This one is his tea/coffee station with some nice wedged tenons.
The next two are of his sharpening station.
Next up his radio box, he's on a roll!
Even a little hole for the Aerial
A double hinge lid for his screw gun (drill driver).
Wednesday, 10 May 2017
Here's my offering for the door prize, one of my angled dovetail boxes.
It may seem like offering sand to Arabs, but most of my work is bought by woodworkers, so I hope someone will be pleased.
There will be plenty of other great door prizes to win, not bad for a show with free entry!!!
Sunday, 7 May 2017
As well as making some jack planes I've also made a small batch of matching smoothers. They are all in highly figured ash and brown oak.
The iron is 1 1/2" wide and a massive 1/4" thick and hardened to 62 Rc.
Like the jack plane, these will only be for sale at Handworks.
Friday, 5 May 2017
I made these cute little dovetail markers just for the Handworks show. They have a 1:6 angle and are made from rippled sycamore and walnut. They are stamped and come in a protective bag.
I've got just 20, so first come first served.
Tuesday, 2 May 2017
It's been two years since I retired from plane making, after making 800 planes I'd had enough.
However I've decided to make a small batch of planes to take to Handworks.
With all the restrictions on exotic timbers I've used some lovely UK timbers. For these two it's brown oak and some highly rippled ash.
Although the basic outline of these jack planes is the same as my previous design the shaping is different, instead of rounding everything I've used compound curves which come to a tactile edge where they meet the sides.
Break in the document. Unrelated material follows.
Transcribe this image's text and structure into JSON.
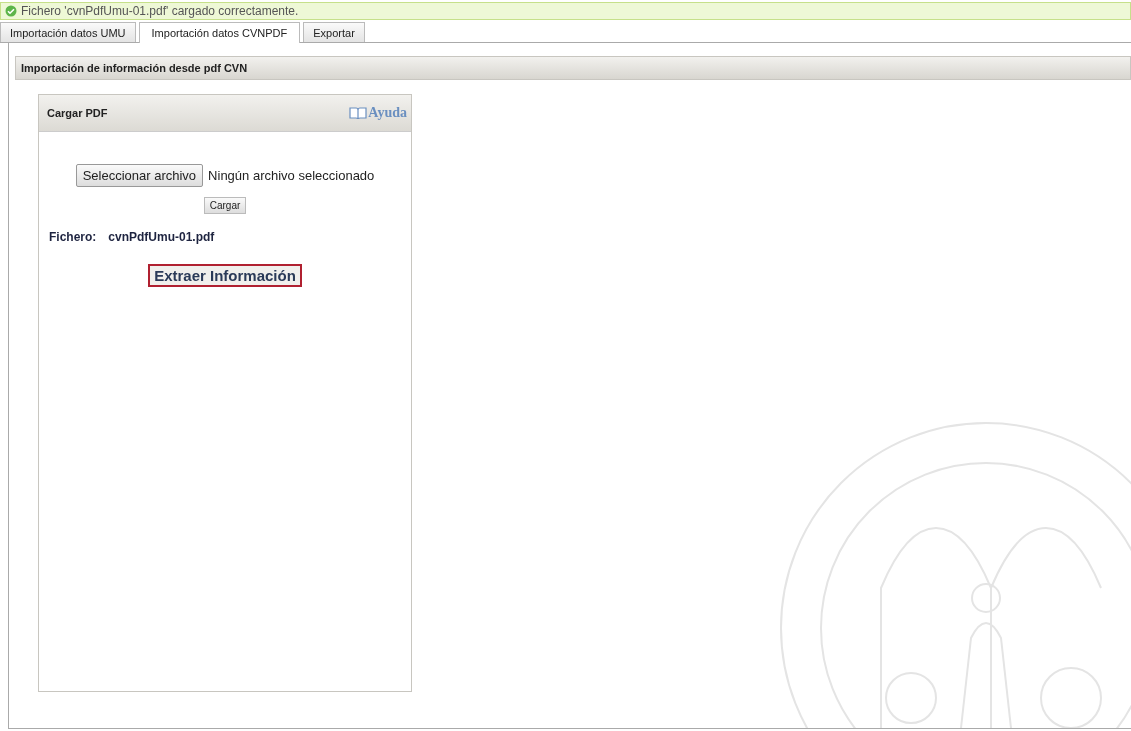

This is all hand work (appropriately), starting with a spoke shave followed by rasps and then finished with specially made curved sanding blocks. It's time consuming and hard work.
The result is very nice to hold and the gentle curves remind me of the shaping of chair seats which only need a moderate curve to be comfortable.
I made a few others using birds eye maple and some nicely figured oak (one in brown oak). These had a more curvaceous front than the first two.
The maple and oak is a more subtle blend than with the brown oak, not sure which I prefer.
The figured oak is rock hard as well as attractive.
Here's a good shot of the intersection of the two compound curves.
All the planes are stamped on the curved toe, which needed to be done with care.
I finished the oak and ash with four coats of hand rubbed melamine lacquer which was used to fill the pores of the open grained wood. This was then sanded smooth and five coats of Liberon finishing oil applied (one every two days) for a lustrous sheen.